While many individuals believe that Fascism and Communism are strictly opposing ideological beliefs, they do actually hold a number of striking similarities, and it can be argued that Marxist and Engel's communism was the precursor, if only partly, to Fascism. While at first glance the nature of rule in a Fascist society seems to mirror exactly the same bourgeoisie rule, and be the thing that Marxism opposed, where power is condensed for only a few, in reality this can be seen as not to be the case. Fascists may agree or disagree with this strict form of governance as central to the Fascist system, but those that agree see the similarities not in the relationship between the rulers and the ruled in a nation, but over the world entirely. In this way, it can be seen that a less economically powerful nation is seen in the wider scheme of things, as a proletariat nation amongst nations of more economic power, or in other words, bourgeois nations. Having this kind of view justifies the Fascist inclination, giving the power needed to turn a nation into a Fascist nation, to improve that nation and make it more competitive on the world stage.
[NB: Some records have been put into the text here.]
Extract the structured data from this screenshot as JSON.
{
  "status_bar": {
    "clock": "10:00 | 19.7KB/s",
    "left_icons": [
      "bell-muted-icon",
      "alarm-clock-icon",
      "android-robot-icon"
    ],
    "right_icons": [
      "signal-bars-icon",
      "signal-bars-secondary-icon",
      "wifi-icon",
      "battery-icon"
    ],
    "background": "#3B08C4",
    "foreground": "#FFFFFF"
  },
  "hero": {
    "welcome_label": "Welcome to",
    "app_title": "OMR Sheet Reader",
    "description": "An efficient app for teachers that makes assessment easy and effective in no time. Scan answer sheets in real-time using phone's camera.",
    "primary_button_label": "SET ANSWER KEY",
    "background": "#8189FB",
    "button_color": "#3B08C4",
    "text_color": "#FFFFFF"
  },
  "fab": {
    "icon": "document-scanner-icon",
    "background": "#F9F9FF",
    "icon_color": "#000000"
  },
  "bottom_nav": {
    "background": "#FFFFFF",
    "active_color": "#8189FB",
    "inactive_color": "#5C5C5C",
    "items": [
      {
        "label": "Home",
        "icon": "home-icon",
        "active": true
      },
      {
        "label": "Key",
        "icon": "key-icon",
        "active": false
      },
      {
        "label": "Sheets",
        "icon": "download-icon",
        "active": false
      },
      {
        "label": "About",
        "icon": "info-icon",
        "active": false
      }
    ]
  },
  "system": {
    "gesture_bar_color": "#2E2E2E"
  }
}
3. Explain the nature of Totalitarianism

While we can view Totalitarianism as clearly defined in the Bolshevik Revolution, it in-fact has its historical roots in the French Revolution of the 1800's, and other European political situations around that time. It began as the result of want for drastic and sweeping change across the political, economic and social landscape. The central attribute of Totalitarianism is to promote rapid national growth in industry and commerce, without thought of the human costs and the material costs. It is also defined by its rule enforcement, with secret police using terror tactics and draconian forms of punishment to keep the citizens under control, the productivity of the nation high, and the rulers in power. For example, there would be Collectivized agriculture to maintain political control, and control over productivity, and likewise the control over social, intellectual and political life. Totalitarianism is thus the creation of a large scale political movement that participates not in decision making, but rather in the fruition of those decisions, with the guise of social motivation as opposed to private motivation and self-interest.

4. How and to what extent does Ideology matter?

Ideology mattered much for society in the 19th century Russian revolution. In this time, there were many Idealist thinkers and philosophers in Russia who held a belief over all other beliefs. That belief was in the power of the idea, and the fact that ideas are highly powerful and influential constructs because without them, existence would be completely different. They argued that this made them more real and significant that everyday life. This was an important notion because it could be easily sympathized by the proletariat class who worked an everyday life. For the big thinkers, idealism meant holding the power of the mind in our hands, so that they could be implemented for the good of the world, from nation to nation, to the world at large.

In the case of the Soviet Union, the demise of Marxist idealism was in the inability of the nation to properly implement these ideas through the rule of Stalin and Lenin. After such a vigorous start by the movement, after a while it was realized that many of the ideals could not be reached, and this caused many people to become jaded and lose faith in the movement. As such, the ground work was laid for the dismantling of the Communist Soviet Union, and the same for the ideals of the Marxist revolution which gave birth to it.